Garcia, 24, is in his first year of arbitration, as is Putnam, 28. The right-handed-hitting Garcia was at one point a candidate to receive a contract extension, but now his job in right field is less than secure after an uneven 2015 during which he batted .257 with 13 homers, 17 doubles, 59 RBIs and a .675 OPS following an injury-shortened '14 campaign. The White Sox could still add an outfielder, either via trade or free agency, but if Garcia keeps the starting job, the team is hoping for better plate discipline as one of the changes for the young player who completed his first full season as a starter last year.

Putnam posted a 1.98 ERA over 49 games in '14, and he followed that up by tallying 64 strikeouts in 48 2/3 innings with a 4.07 ERA over 49 games last season.

MLB Trade Rumors projects Garcia to earn $2.3 million, with Putnam at $800,000.

Scott Merkin is a reporter for Read his blog, Merk's Works, follow him on Twitter @scottmerkin, on Facebook and listen to his podcast.

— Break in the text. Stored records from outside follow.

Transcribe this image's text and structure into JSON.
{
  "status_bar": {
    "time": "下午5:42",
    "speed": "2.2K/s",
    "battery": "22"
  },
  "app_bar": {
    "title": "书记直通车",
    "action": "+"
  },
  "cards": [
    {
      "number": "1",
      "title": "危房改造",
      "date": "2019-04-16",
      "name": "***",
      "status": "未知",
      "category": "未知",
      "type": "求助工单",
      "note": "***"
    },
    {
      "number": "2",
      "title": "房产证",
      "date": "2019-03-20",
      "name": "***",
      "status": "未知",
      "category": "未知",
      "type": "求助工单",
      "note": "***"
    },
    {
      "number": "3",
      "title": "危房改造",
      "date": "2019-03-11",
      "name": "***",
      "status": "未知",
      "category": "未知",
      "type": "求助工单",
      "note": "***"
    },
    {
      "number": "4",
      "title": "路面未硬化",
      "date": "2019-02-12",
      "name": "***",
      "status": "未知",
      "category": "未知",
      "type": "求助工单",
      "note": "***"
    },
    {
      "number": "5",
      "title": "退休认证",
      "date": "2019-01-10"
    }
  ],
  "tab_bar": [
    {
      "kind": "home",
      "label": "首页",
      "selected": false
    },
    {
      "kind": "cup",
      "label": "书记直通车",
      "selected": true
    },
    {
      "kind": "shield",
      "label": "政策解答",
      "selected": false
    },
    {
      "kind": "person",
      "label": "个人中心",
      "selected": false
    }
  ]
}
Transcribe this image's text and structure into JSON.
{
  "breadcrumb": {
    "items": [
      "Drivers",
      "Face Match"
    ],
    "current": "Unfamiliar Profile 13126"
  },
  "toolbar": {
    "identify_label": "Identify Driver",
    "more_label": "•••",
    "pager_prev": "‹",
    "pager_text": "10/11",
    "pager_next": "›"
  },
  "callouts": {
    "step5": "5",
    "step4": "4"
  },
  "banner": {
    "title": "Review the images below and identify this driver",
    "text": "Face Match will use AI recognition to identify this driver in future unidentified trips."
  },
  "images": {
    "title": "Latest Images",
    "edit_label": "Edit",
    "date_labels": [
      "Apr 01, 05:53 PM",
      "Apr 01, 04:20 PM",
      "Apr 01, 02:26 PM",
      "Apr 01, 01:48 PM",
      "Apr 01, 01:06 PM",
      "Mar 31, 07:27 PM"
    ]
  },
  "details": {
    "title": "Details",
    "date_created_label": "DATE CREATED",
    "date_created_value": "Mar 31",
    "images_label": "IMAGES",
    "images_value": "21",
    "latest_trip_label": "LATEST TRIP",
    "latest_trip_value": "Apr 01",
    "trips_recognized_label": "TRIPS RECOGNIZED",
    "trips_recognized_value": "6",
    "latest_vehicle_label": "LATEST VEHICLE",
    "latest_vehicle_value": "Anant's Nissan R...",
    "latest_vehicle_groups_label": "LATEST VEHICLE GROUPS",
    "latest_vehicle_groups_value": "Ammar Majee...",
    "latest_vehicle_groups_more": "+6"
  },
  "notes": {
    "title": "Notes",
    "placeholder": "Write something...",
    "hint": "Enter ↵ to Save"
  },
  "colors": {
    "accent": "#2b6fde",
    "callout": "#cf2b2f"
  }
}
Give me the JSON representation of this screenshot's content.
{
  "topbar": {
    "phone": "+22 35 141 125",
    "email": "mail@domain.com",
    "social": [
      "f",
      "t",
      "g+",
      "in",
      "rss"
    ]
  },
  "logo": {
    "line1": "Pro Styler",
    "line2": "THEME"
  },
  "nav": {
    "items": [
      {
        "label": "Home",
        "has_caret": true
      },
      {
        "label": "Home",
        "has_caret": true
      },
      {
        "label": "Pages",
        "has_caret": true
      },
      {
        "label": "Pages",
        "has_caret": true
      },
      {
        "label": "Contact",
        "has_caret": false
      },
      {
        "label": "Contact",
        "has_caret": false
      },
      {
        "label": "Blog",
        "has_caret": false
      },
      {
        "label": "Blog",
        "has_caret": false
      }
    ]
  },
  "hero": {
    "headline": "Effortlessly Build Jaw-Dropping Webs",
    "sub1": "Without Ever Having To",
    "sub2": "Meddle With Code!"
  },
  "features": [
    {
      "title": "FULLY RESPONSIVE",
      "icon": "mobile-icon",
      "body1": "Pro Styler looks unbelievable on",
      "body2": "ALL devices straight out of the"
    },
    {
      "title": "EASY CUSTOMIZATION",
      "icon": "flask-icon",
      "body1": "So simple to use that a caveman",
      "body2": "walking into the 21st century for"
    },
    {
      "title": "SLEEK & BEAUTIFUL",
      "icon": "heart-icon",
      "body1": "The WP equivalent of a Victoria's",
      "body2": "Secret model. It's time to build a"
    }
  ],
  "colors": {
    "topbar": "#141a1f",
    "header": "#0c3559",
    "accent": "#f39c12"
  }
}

This story was not subject to the approval of Major League Baseball or its clubs.